Hello all! My name is Tommaso Coviello and I’m a 2D/3D freelance game artist from Italy. I’m currently working for Imaginary, a serious game company based here, in Milano. Here I work as a 360° artist: illustration, 2D/3D asset production, and Unity set up, as well as characters and environments. The company is not that big and artists’ roles are general. So I’m lucky to work and improve my skills in more than one aspect of digital art.
This scene is part of a series of environments I have designed for a serious-game. The game, Aksion, was developed for a European research project, and its focus is children’s education using an interactive and fun experience. The target is autistic children, and the game wants to teach them how to behave in and react to uncomfortable situations, using minigames that reflect real life situations.
Target: autistic children 5-10 yo
The concept was to create illustrated frames and to make the scene’s final look feel like a comic or an illustration with minimal intrusion of 3D elements in the scene.
For these reasons the game has been designed as a mix of 2D and 3D art: 3D base environment, 2D props and characters, visual look as a hand-painted illustration.
As a reference for the scene’s set up, gameplay and navigation we chose Fallout: Shelter.
This allowed me to create high-performance scenes optimized for Android devices (low-poly geometries), and easily understandable to an audience with comprehension difficulties.
From Concept to Scene
The first step was concept design. I drew the whole scene in Photoshop first. I paid a lot of attention at this stage to composition, color palette and visual look. This is because for the whole production I wanted to stay faithful to the concept in a way that did not lose the sensation of a 2D illustration when looking at the scene.
A good Photoshop file would make things a lot easier, so I decided to keep it as well ordered as possible.
In this first step I was aided by Blender: I roughly modeled the scene with the principal props, the spaces and some objects, in a way that served as a guide for the design. In this way I was able to control and better understand the spaces and the extent of the scene, mocking up the distance, personal items, the rooms, and all the dynamics that I would then have to find in Unity.
I chose a cartoon style for the visuals. I kept the art really clean and simple.
I baked a fake lightmap on both floor and walls and I added some scenes that would make the parallax of objects on stage better, giving depth to the scenery.
After having finished the concept art, the next step was to figure out what would be modeled in 3D and what instead would be drawn as a 2D sprite. The finished game would be a 2D horizontal-scrolling game, with a touch of camera movement to make the scene a little more dynamic. I chose to 3D model only the environment’s base mesh (walls, floor, etc. ) and all the objects with strong perspective lines.
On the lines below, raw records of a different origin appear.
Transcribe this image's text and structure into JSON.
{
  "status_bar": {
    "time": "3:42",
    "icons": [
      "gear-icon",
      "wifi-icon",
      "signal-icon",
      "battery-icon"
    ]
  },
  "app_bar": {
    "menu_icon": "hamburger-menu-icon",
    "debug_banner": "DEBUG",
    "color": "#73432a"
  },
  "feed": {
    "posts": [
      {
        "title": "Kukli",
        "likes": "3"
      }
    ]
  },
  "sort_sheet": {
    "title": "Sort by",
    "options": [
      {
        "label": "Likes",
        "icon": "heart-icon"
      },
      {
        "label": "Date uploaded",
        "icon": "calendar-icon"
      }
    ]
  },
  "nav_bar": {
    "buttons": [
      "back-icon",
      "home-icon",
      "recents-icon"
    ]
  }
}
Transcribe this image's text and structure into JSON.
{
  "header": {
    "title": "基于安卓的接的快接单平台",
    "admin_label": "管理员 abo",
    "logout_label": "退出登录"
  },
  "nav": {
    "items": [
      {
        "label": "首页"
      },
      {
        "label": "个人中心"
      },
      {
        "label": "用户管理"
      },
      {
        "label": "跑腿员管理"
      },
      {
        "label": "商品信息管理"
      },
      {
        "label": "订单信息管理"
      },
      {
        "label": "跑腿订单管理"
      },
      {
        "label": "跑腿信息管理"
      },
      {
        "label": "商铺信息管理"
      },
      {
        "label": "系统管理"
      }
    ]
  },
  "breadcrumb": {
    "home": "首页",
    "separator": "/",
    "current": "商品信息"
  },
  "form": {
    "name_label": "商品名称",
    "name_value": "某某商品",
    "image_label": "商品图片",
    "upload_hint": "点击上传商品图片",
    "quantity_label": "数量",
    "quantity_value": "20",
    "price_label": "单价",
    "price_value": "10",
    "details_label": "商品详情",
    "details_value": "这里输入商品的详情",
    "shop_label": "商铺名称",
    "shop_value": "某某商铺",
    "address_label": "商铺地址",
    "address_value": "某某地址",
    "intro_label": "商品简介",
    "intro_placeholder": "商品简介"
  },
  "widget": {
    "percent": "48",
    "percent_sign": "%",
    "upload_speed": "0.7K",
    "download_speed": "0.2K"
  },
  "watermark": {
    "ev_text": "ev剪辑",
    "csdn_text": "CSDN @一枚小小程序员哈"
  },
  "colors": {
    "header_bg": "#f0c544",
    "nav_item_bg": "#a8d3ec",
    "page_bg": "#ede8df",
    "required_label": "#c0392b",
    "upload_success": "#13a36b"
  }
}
In this way the perspective would not be broken once the camera moved into the scene.
I started modeling in Blender. Models were obviously based on the concept. 🙂
Models are really low-poly: I didn’t want to spend lot of time on modelling because most of the details would be drawn on textures. The pipeline was very easy: lowpoly modeling, unwrapping UV, baking AO and texturing in Photoshop. Once I textured props, I added an outline to the models in order to have the same graphic style as the rest of the 2D scene.
This project is made for Android so optimization was a crucial step
Walls and floor are made of tileable BW textures. Drawing the shadow cast from the windows was easy: I cut the mesh where the shadow would go, I assigned the same textures to both light and shadowed surfaces, and then I duplicated the material and assigned different colors to the textures’ albedo. They had the same UVs, so there was no problem overlaying the drawings.
Everything that was not 3D would be 2D! I knew from the start that my concept art would be a reference for the scenario. So I had already drawn different objects from the scene in different and cleanly ordered Photoshop layers. This way I didn’t have to re-draw all the elements in the scene, and this was really time saving.
The final step was to combine the scene’s background and foreground objects. This helped to create and enhance depth, creating a cool parallax effect between foreground, midground, and the environment outside the windows.
Setting up the Sketchfab Scene
I wanted to show both the concept and the Unity scene, to better illustrate the similarity between the two. I made a simple scene in Blender putting the concept art on top of the Unity scene.
In Sketchfab I used no lights and settled on black for the background color. Render: classic, shading mode: shadeless.
The scene would have no light so I just used albedo and alpha textures for the materials.
For 2D sprites I used the albedo texture (alpha png) both for diffuse channel and opacity channel, setting up the mode on blending and setting the format on alpha.
There was not a lot of post processing to be done. Visuals were comic style, so I added just a little AO. Colors were already ok so no color correction was needed.
If you want to check other environments I designed for the same game check my profile!
Here is the video presentation of Aksion (the game is still in development):
Developed for Imaginary srl